Samye in the Tibetan language means edgeless temple. It combined the Han, Tibetan and Indian architectural styles, and is thus called the three-style temple. The monastery mingled the ancient Tibetan culture, the civilzation of the Central Plains and the civilization of India. It is a bright and shining pearl in the culture of the Chinese nation. Built during the reign of the Tibetan King Trisun Detsan in the middle of the 8th century, it has a history of more than 1,200 years. Located at the foot of Habort Mountain on the north bank of the Yarlung Zangbo River in Chanang County, it looks spectacular and magnificent. It boasts many Tibetan cultural relics and historical artifacts. After the completion of the construction, the first batch of Tibetans were tonsured and became monks. Samye Monastery therefore became the first Buddhist monastery in Tibet.
Samye Monastery has collected many kinds of cultural legacies in terms of history, religion, architecture, and art from all periods since the Tubo Kingdom. These include a horizontal inscribed board hand written by an emperor, a 4.9-meter high inscribed tablet and a bronze bell that has nine different tones. The frescoes of the Samye Monastery are well-known in the world for their wide variety of subjects, rich content and exquisite artistic skills. The Tibetan Epic Picture, for example, records the history from the ancient legend of the marriage between a Raksasi and a magical monkey to the reproduction and evolution of humans until the achievements of the 9th Dalai Lama. The 92-meter-long picture is a rare jewel in the Tibetan fresco treasures.
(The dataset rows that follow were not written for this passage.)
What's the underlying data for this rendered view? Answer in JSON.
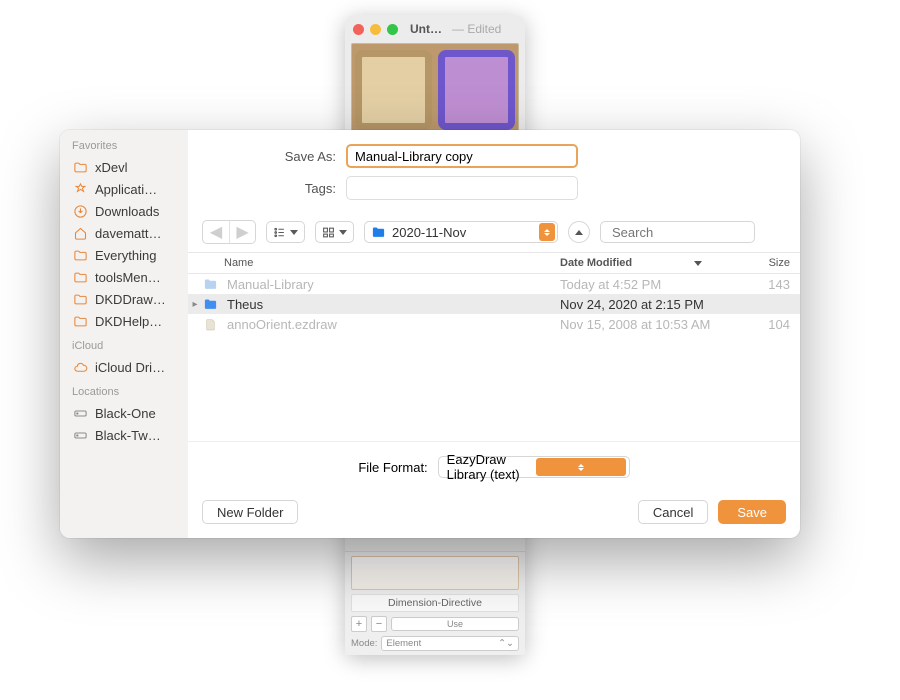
{
  "bg_window": {
    "title": "Unt…",
    "edited": "— Edited",
    "bottom_label": "Dimension-Directive",
    "use_label": "Use",
    "mode_label": "Mode:",
    "mode_value": "Element"
  },
  "labels": {
    "save_as": "Save As:",
    "tags": "Tags:",
    "file_format": "File Format:"
  },
  "save_as_value": "Manual-Library copy",
  "folder_name": "2020-11-Nov",
  "search_placeholder": "Search",
  "file_format_value": "EazyDraw Library (text)",
  "columns": {
    "name": "Name",
    "date": "Date Modified",
    "size": "Size"
  },
  "sidebar": {
    "groups": [
      {
        "title": "Favorites",
        "items": [
          {
            "icon": "folder",
            "label": "xDevl"
          },
          {
            "icon": "apps",
            "label": "Applicati…"
          },
          {
            "icon": "download",
            "label": "Downloads"
          },
          {
            "icon": "home",
            "label": "davematt…"
          },
          {
            "icon": "folder",
            "label": "Everything"
          },
          {
            "icon": "folder",
            "label": "toolsMen…"
          },
          {
            "icon": "folder",
            "label": "DKDDraw…"
          },
          {
            "icon": "folder",
            "label": "DKDHelp…"
          }
        ]
      },
      {
        "title": "iCloud",
        "items": [
          {
            "icon": "cloud",
            "label": "iCloud Dri…"
          }
        ]
      },
      {
        "title": "Locations",
        "items": [
          {
            "icon": "disk",
            "label": "Black-One"
          },
          {
            "icon": "disk",
            "label": "Black-Tw…"
          }
        ]
      }
    ]
  },
  "rows": [
    {
      "kind": "folder",
      "dim": true,
      "sel": false,
      "name": "Manual-Library",
      "date": "Today at 4:52 PM",
      "size": "143"
    },
    {
      "kind": "folder",
      "dim": false,
      "sel": true,
      "name": "Theus",
      "date": "Nov 24, 2020 at 2:15 PM",
      "size": ""
    },
    {
      "kind": "file",
      "dim": true,
      "sel": false,
      "name": "annoOrient.ezdraw",
      "date": "Nov 15, 2008 at 10:53 AM",
      "size": "104"
    }
  ],
  "buttons": {
    "new_folder": "New Folder",
    "cancel": "Cancel",
    "save": "Save"
  }
}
Samye Monastery has experienced a dozen centuries since its completion. It was once ruined by Lang Darma in the late Tubo period. Lang Darma banned Buddhism and destroyed Buddhist temples. In the early 10th century, the Sagya Prince of Dharma rebuilt the monastery. After the peaceful liberation of Tibet in 1951, the Chinese Government paid due attention to the old architecture and the protection of the relics in the monastery, and earmarked special funds for its maintenance. In 1962, the Preparation Committee of the Tibet Autonomous Region listed Samye Monastery as a key cultural relics unit under State protection.